For something rather different, here are Thomas Aquinas College's Founding Documents. The founders witnessed the decline of higher education in the 60's and 70's (the decline started around the turn of the 20th century, but snowballed after WWII), and wanted to give young people and their parents something different. Keeping an endeavor as idealistic as this going in the day to day is quite an undertaking, requiring a mixture of broad vision, intellectual depth, and nitty-gritty practicality. TAC and the other Catholic liberal arts colleges could use much prayer and support.
Finally, perhaps most of you have heard about it already, or maybe I've already mentioned it, but Readability is a great app with lots of uses for one's homeschooling. You can put up articles and then download them in readable format, in Kindle or Epub format, for your own use or for your student's. I mostly use it for researching, and for ecollecting and reading longer articles since I have trouble keeping focus with long web articles but have no trouble reading long things if it is in EReader format. It also helps me read across devices.
Though I haven't used it much for my kids yet, I could see that you could start a middle-schooler, say, on reading about current events by using this format and downloading them to his Ereader, rather than exposing him to a website possibly filled with risky links.
(I do recommend at some point, however, teaching a child custody of the eyes, mind and heart in regard to the internet, since for the majority of Americans it is simply a reality of life that they will use the internet for research and social purposes)

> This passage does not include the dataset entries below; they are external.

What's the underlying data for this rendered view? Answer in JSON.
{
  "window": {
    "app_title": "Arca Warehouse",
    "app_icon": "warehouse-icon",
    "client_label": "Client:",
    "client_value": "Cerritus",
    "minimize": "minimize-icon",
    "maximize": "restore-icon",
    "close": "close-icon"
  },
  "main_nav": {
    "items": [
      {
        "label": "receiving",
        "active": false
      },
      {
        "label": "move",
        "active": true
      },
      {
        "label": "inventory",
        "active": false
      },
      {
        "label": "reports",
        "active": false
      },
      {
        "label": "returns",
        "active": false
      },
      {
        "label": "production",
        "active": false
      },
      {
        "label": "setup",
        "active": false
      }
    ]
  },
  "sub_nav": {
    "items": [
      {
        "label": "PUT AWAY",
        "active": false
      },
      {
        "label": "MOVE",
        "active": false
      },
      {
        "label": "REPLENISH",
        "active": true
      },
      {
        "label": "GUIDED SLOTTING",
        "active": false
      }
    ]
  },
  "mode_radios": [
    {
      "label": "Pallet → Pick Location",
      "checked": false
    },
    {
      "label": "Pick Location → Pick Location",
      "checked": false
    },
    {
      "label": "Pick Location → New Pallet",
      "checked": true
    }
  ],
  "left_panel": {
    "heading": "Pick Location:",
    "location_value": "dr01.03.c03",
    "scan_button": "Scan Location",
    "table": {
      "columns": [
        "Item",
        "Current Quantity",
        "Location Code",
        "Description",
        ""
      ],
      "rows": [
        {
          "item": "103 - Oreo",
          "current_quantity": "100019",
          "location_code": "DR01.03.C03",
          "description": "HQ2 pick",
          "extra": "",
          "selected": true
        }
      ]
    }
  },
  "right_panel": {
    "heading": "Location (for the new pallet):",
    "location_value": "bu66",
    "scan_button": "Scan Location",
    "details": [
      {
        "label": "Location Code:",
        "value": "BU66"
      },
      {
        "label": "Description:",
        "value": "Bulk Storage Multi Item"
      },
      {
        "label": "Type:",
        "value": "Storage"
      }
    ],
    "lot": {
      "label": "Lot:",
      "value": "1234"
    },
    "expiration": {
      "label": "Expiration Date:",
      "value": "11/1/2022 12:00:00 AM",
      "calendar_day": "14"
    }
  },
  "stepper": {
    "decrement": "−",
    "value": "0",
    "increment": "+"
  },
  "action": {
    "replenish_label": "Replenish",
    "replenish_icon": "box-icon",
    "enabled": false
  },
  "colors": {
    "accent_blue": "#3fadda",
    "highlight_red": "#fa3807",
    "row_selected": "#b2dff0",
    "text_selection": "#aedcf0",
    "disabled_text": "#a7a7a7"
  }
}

A similar site to Readability, using the same technology, is Readlists. Here you can devise your own anthologies on any topic you desire.
Many blessings on homeschooling your highschooler,
Willa and Chari